## [ENTRIES SHOWN]
++++++++++++++++++++

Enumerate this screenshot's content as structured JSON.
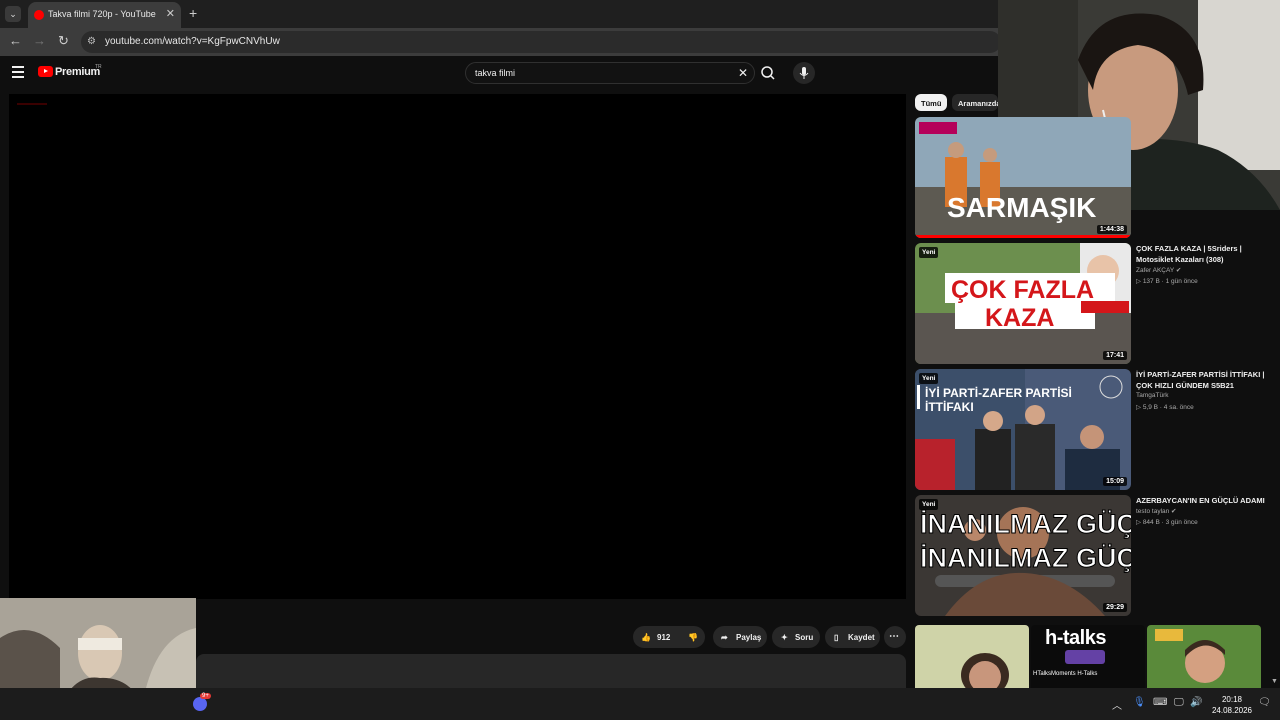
{
  "browser": {
    "tab_title": "Takva filmi 720p - YouTube",
    "tab_close": "✕",
    "new_tab": "+",
    "url": "youtube.com/watch?v=KgFpwCNVhUw"
  },
  "header": {
    "logo_text": "Premium",
    "logo_region": "TR",
    "search_query": "takva filmi",
    "search_clear": "✕"
  },
  "chips": [
    "Tümü",
    "Aramanızda"
  ],
  "actions": {
    "likes": "912",
    "share": "Paylaş",
    "ask": "Soru",
    "save": "Kaydet"
  },
  "recommendations": [
    {
      "title": "",
      "channel": "",
      "meta": "",
      "duration": "1:44:38",
      "badge": "",
      "thumb_text": "SARMAŞIK"
    },
    {
      "title": "ÇOK FAZLA KAZA | 5Sriders | Motosiklet Kazaları (308)",
      "channel": "Zafer AKÇAY ✔",
      "views": "137 B",
      "age": "1 gün önce",
      "duration": "17:41",
      "badge": "Yeni",
      "thumb_text": "ÇOK FAZLA KAZA"
    },
    {
      "title": "İYİ PARTİ-ZAFER PARTİSİ İTTİFAKI | ÇOK HIZLI GÜNDEM S5B21",
      "channel": "TamgaTürk",
      "views": "5,9 B",
      "age": "4 sa. önce",
      "duration": "15:09",
      "badge": "Yeni",
      "thumb_text": "İYİ PARTİ-ZAFER PARTİSİ İTTİFAKI"
    },
    {
      "title": "AZERBAYCAN'IN EN GÜÇLÜ ADAMI",
      "channel": "testo taylan ✔",
      "views": "844 B",
      "age": "3 gün önce",
      "duration": "29:29",
      "badge": "Yeni",
      "thumb_text": "İNANILMAZ GÜÇ"
    }
  ],
  "bottom_row": {
    "htalks": "h-talks",
    "htalks_sub": "HTalksMoments  H-Talks"
  },
  "taskbar": {
    "time": "20:18",
    "date": "24.08.2026",
    "badge": "9+"
  }
}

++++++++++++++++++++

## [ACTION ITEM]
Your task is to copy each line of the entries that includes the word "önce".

## [SOLUTION BELOW]
      "age": "1 gün önce",
      "age": "4 sa. önce",
      "age": "3 gün önce",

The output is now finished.